Segment Start: Source data
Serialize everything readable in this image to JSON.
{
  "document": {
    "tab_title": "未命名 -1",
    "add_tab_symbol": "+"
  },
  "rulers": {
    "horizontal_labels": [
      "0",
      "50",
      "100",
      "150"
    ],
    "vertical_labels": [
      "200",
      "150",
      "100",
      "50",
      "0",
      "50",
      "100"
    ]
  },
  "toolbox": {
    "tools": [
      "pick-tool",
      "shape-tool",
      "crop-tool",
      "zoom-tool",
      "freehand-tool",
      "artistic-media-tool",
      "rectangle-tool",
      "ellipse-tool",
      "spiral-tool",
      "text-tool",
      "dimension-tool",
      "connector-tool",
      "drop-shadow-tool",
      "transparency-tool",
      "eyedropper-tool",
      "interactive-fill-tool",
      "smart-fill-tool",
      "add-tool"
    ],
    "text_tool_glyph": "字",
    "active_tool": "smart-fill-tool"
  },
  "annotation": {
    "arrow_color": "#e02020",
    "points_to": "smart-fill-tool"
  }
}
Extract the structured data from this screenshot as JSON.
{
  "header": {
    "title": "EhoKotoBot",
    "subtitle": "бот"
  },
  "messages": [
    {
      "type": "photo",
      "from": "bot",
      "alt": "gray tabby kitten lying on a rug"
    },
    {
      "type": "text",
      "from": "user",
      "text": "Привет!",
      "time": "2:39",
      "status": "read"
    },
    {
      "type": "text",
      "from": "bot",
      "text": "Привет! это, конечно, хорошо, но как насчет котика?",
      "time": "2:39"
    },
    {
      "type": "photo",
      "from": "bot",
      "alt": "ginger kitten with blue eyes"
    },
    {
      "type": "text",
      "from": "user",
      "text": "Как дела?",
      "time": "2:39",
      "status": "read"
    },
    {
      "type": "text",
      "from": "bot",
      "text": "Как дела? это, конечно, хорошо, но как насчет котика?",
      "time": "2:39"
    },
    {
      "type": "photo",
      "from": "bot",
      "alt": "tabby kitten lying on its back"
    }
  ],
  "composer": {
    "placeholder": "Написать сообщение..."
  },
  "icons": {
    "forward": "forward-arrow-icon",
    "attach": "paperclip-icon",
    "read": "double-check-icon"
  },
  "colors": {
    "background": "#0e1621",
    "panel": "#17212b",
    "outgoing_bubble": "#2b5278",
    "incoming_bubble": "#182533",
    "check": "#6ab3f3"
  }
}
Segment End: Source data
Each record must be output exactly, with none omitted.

### Solved problem
Serialize everything readable in this image to JSON.
{
  "document": {
    "tab_title": "未命名 -1",
    "add_tab_symbol": "+"
  },
  "rulers": {
    "horizontal_labels": [
      "0",
      "50",
      "100",
      "150"
    ],
    "vertical_labels": [
      "200",
      "150",
      "100",
      "50",
      "0",
      "50",
      "100"
    ]
  },
  "toolbox": {
    "tools": [
      "pick-tool",
      "shape-tool",
      "crop-tool",
      "zoom-tool",
      "freehand-tool",
      "artistic-media-tool",
      "rectangle-tool",
      "ellipse-tool",
      "spiral-tool",
      "text-tool",
      "dimension-tool",
      "connector-tool",
      "drop-shadow-tool",
      "transparency-tool",
      "eyedropper-tool",
      "interactive-fill-tool",
      "smart-fill-tool",
      "add-tool"
    ],
    "text_tool_glyph": "字",
    "active_tool": "smart-fill-tool"
  },
  "annotation": {
    "arrow_color": "#e02020",
    "points_to": "smart-fill-tool"
  }
}
Extract the structured data from this screenshot as JSON.
{
  "header": {
    "title": "EhoKotoBot",
    "subtitle": "бот"
  },
  "messages": [
    {
      "type": "photo",
      "from": "bot",
      "alt": "gray tabby kitten lying on a rug"
    },
    {
      "type": "text",
      "from": "user",
      "text": "Привет!",
      "time": "2:39",
      "status": "read"
    },
    {
      "type": "text",
      "from": "bot",
      "text": "Привет! это, конечно, хорошо, но как насчет котика?",
      "time": "2:39"
    },
    {
      "type": "photo",
      "from": "bot",
      "alt": "ginger kitten with blue eyes"
    },
    {
      "type": "text",
      "from": "user",
      "text": "Как дела?",
      "time": "2:39",
      "status": "read"
    },
    {
      "type": "text",
      "from": "bot",
      "text": "Как дела? это, конечно, хорошо, но как насчет котика?",
      "time": "2:39"
    },
    {
      "type": "photo",
      "from": "bot",
      "alt": "tabby kitten lying on its back"
    }
  ],
  "composer": {
    "placeholder": "Написать сообщение..."
  },
  "icons": {
    "forward": "forward-arrow-icon",
    "attach": "paperclip-icon",
    "read": "double-check-icon"
  },
  "colors": {
    "background": "#0e1621",
    "panel": "#17212b",
    "outgoing_bubble": "#2b5278",
    "incoming_bubble": "#182533",
    "check": "#6ab3f3"
  }
}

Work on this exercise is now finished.